Exercise brief
Give back every line of the data, word for word.

Collected data entries:
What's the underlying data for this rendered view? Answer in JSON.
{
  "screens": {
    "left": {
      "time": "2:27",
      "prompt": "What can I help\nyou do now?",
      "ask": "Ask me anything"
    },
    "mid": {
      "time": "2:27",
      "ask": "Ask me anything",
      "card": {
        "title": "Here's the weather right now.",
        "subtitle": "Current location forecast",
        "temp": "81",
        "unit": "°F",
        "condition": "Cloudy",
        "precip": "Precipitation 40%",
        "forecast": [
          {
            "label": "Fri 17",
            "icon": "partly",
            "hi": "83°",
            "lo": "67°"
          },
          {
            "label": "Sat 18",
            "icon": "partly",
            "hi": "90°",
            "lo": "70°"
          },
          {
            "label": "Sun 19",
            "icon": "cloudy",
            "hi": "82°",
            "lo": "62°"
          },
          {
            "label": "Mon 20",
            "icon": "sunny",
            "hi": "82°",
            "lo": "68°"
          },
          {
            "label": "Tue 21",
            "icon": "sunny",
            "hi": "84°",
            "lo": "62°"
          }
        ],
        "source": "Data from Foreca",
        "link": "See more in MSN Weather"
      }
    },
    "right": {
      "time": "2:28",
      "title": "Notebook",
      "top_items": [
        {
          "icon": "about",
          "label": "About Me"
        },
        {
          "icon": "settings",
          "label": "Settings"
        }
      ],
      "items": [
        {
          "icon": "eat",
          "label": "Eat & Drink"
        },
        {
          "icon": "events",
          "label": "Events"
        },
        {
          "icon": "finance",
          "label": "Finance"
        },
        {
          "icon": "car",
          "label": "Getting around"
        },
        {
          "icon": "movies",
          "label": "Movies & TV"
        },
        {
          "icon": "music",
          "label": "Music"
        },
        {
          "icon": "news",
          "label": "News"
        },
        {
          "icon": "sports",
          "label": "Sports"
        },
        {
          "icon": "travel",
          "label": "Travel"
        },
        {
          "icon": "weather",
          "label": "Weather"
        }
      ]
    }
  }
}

Task response
What's the underlying data for this rendered view? Answer in JSON.
{
  "screens": {
    "left": {
      "time": "2:27",
      "prompt": "What can I help\nyou do now?",
      "ask": "Ask me anything"
    },
    "mid": {
      "time": "2:27",
      "ask": "Ask me anything",
      "card": {
        "title": "Here's the weather right now.",
        "subtitle": "Current location forecast",
        "temp": "81",
        "unit": "°F",
        "condition": "Cloudy",
        "precip": "Precipitation 40%",
        "forecast": [
          {
            "label": "Fri 17",
            "icon": "partly",
            "hi": "83°",
            "lo": "67°"
          },
          {
            "label": "Sat 18",
            "icon": "partly",
            "hi": "90°",
            "lo": "70°"
          },
          {
            "label": "Sun 19",
            "icon": "cloudy",
            "hi": "82°",
            "lo": "62°"
          },
          {
            "label": "Mon 20",
            "icon": "sunny",
            "hi": "82°",
            "lo": "68°"
          },
          {
            "label": "Tue 21",
            "icon": "sunny",
            "hi": "84°",
            "lo": "62°"
          }
        ],
        "source": "Data from Foreca",
        "link": "See more in MSN Weather"
      }
    },
    "right": {
      "time": "2:28",
      "title": "Notebook",
      "top_items": [
        {
          "icon": "about",
          "label": "About Me"
        },
        {
          "icon": "settings",
          "label": "Settings"
        }
      ],
      "items": [
        {
          "icon": "eat",
          "label": "Eat & Drink"
        },
        {
          "icon": "events",
          "label": "Events"
        },
        {
          "icon": "finance",
          "label": "Finance"
        },
        {
          "icon": "car",
          "label": "Getting around"
        },
        {
          "icon": "movies",
          "label": "Movies & TV"
        },
        {
          "icon": "music",
          "label": "Music"
        },
        {
          "icon": "news",
          "label": "News"
        },
        {
          "icon": "sports",
          "label": "Sports"
        },
        {
          "icon": "travel",
          "label": "Travel"
        },
        {
          "icon": "weather",
          "label": "Weather"
        }
      ]
    }
  }
}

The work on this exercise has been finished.